In 2018 we observed a statistically significant positive correlation between the abundance of JB adults and the percent cropland in the surrounding landscapes of vineyards, however this was not observed for 2017. We produced a model that helps explain the relationship between the characteristics of the surrounding landscape and JB abundance within vineyards, and found that longitude explained most of the variation in JB abundance, with vineyards located further east in Wisconsin generally having higher populations of JB. This may be due to larger scale landscape differences across the state.
The effect of adult feeding on the N15 signatures of JB
Our results show that both elytra and soft tissues of JB can be influenced by adult feeding, and that soft tissues experience a greater level of enrichment compared to elytra tissues over time.
Assessment of Residency
The average N15 signatures of adult JB collected from N15 enriched vineyards was higher compared to the signatures of adult JB from unenriched vineyards, however we did not find distinct grouping of beetles with elevated N15 which limits our ability to comment on residency in general.
The samples collected from vineyard E4 had significantly higher N15 signatures compared to samples from other vineyards, and may represent a more effective enrichment or that N15 signatures are naturally elevated in this area. The average N15 signature of beetles collected from emergence cages at E4 were higher than the N15 signatures of beetles collected on the vines at E4 (which would likely represent a mix of resident and non-resident beetles), which suggests that the elevated N15 signatures were the result of our enrichment.
If we assume that this enrichment was effective, we can speculate that a significant portion of JB collected from vines overwintered within the turfgrasses as 23.3% of adults collected on vines at E4 had an average N15 signature over three standard deviations higher than the average N15 signature of adults collected from vines in unenriched vineyards.
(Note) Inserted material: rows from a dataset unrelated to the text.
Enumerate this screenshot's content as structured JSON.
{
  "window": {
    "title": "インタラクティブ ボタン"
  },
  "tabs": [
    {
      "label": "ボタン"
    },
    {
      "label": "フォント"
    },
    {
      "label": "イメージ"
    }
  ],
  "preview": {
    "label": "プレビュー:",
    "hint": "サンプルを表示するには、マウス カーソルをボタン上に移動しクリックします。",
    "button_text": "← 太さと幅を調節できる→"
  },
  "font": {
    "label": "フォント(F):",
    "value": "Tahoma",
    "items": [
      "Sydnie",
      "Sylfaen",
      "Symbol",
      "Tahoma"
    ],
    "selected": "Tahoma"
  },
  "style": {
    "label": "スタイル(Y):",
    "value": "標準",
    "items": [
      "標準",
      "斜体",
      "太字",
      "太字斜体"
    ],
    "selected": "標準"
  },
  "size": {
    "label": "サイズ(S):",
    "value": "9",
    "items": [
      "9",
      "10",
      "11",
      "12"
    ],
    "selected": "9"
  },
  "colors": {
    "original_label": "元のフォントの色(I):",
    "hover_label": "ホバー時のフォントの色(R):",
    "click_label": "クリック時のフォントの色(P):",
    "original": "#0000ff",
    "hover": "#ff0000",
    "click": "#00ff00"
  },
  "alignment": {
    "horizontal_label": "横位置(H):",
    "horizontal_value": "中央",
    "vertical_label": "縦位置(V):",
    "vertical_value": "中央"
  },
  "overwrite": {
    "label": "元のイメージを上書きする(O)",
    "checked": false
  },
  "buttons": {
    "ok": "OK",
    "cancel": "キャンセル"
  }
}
Although we were mostly unable to differentiate between the origins of the JB we collected from their N15 signatures, the preliminary data from vineyard E4 suggests that overwintering populations of JB in turfgrasses significantly contribute to the populations of adults found feeding on vines.
Educational & Outreach Activities
Data collected from this study has been presented to growers at the Wisconsin Fresh Fruit and Vegetable Conference and written in an article sent out to growers through the Wisconsin Fruit News Newsletter
The main objectives of our project were: (1) Growers will have increased knowledge on how surrounding landscape influences JB movement into vineyards, (2) Growers will have increased knowledge on the phenology of JB and their spatial distribution within vineyards, and how these are affected by surrounding landscape (3) Growers will have increased knowledge concerning JB larvae overwintering in vineyards.
For objective 1: We have presented data on the observed effect of longitude on the abundance of JB which may be the result of large scale landscape differences across the state, with higher populations of JB found in vineyards located further east in Wisconsin, increasing growers knowledge on the potential impact of surrounding landscape on JB populations.
For objective 2: We have presented data on the phenology and spatial distribution of JB within vineyards, increasing growers knowledge of when and where to anticipate JB within their vineyards.
For objective 3: We have presented preliminary isotopic data to growers which suggest that JB overwintering in vineyards may significantly contribute to adult populations found feeding on vines, increasing growers knowledge of potential contributions from overwintering populations.
Our results have showed us there is an edge effect for JB, with higher abundance observed towards the edges of vineyards compared to further in. We believe that this means it might be possible to make more targeted applications of pesticides and reduce overall input.